> [ASSIGNED TASK] Please copy every line from the records below that contains the string "Displays".

> [DATA SUPPLIED]
'''

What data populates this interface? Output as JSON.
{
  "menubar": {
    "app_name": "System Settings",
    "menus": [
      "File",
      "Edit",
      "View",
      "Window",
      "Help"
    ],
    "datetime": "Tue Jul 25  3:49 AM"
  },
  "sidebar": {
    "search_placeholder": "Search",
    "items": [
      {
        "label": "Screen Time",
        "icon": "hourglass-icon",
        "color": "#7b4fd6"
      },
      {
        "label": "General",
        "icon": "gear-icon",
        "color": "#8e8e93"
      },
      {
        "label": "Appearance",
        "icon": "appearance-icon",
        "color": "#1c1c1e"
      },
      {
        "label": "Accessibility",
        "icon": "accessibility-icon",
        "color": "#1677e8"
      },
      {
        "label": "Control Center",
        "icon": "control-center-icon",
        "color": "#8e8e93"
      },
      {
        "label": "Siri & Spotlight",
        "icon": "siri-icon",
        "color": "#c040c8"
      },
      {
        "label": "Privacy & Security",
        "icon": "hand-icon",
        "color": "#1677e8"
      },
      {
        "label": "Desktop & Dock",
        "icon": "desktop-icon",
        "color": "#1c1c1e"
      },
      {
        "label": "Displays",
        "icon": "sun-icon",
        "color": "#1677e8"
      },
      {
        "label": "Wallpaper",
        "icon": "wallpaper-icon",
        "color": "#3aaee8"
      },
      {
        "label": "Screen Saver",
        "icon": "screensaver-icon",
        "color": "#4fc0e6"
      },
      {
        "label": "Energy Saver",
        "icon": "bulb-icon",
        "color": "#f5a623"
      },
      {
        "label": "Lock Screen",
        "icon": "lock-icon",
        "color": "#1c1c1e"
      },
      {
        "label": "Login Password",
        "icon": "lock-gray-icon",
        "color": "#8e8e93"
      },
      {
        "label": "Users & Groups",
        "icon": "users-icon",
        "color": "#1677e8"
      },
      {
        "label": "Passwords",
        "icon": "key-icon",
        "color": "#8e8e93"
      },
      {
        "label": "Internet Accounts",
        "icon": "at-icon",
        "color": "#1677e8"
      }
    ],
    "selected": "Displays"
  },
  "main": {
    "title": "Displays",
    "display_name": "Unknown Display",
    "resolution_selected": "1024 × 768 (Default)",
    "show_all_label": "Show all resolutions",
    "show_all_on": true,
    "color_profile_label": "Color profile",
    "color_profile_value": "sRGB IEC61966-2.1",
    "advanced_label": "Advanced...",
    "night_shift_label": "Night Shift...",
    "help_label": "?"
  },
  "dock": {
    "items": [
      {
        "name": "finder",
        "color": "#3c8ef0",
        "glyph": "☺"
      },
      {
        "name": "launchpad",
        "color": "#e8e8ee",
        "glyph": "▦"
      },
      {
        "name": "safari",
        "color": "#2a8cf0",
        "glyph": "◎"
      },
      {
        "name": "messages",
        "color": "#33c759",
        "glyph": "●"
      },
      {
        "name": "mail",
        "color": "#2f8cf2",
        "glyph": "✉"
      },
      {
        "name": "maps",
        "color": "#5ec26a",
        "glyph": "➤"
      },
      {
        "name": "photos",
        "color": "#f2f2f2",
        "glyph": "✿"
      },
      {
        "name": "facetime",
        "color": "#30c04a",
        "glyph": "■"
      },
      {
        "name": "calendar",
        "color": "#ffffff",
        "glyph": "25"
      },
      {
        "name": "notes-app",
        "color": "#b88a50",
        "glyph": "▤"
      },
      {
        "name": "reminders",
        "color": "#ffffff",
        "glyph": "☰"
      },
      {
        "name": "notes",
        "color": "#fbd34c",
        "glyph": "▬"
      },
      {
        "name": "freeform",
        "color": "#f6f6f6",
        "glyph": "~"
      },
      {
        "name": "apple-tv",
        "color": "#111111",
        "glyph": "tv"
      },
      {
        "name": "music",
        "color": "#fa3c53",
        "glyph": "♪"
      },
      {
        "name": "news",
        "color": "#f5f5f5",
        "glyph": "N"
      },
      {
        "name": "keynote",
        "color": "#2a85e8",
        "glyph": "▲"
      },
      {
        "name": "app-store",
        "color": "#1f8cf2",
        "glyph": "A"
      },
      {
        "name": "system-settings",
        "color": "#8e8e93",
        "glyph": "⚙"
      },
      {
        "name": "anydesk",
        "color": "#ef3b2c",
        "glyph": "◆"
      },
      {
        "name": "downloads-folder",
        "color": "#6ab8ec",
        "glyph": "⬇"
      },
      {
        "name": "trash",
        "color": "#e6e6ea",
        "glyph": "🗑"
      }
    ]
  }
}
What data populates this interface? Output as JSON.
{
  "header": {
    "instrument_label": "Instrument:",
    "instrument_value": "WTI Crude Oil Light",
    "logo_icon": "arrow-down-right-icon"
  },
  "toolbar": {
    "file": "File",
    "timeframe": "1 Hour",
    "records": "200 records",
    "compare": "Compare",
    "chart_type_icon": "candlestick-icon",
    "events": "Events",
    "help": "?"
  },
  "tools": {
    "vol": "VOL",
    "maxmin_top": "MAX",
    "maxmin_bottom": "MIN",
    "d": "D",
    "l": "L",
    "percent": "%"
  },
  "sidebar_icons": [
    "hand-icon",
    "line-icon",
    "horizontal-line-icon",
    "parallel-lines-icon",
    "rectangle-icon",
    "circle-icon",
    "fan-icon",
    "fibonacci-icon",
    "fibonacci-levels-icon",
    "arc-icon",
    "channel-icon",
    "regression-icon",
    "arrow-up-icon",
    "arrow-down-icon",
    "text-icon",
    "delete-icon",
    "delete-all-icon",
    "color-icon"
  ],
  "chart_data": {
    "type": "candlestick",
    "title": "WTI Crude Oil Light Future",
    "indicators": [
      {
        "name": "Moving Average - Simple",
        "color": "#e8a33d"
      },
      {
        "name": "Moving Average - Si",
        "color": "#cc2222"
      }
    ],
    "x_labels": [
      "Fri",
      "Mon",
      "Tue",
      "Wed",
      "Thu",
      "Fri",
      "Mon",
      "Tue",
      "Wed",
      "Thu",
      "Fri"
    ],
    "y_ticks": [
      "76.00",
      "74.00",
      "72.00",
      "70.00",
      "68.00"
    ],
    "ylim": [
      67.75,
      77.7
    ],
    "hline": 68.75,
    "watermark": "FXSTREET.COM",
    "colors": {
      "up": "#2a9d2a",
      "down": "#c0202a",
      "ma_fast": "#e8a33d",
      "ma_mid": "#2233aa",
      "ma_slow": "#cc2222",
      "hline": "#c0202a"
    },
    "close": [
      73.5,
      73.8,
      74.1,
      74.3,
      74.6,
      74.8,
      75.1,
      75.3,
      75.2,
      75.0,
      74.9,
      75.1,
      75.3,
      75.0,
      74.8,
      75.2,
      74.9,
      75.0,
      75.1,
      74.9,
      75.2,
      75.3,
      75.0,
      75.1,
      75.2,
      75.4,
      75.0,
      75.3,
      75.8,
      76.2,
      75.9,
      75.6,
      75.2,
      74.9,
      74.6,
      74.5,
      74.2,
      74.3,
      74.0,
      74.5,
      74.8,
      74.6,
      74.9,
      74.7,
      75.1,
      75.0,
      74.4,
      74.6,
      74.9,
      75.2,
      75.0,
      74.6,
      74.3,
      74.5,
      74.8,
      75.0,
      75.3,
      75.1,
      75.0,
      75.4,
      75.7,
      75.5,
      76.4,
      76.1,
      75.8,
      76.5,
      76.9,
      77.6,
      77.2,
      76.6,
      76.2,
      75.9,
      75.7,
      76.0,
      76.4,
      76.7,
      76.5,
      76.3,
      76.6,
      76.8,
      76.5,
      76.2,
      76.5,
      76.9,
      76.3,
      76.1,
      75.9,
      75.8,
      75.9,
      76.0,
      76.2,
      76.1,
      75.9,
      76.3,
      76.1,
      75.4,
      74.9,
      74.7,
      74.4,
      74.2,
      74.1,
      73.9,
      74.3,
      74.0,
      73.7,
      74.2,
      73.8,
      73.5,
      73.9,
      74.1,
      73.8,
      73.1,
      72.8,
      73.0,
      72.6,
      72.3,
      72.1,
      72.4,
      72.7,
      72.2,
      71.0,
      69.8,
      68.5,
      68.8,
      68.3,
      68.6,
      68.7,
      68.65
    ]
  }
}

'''

> [COMPLETED TASK]
        "label": "Displays",
    "selected": "Displays"
    "title": "Displays",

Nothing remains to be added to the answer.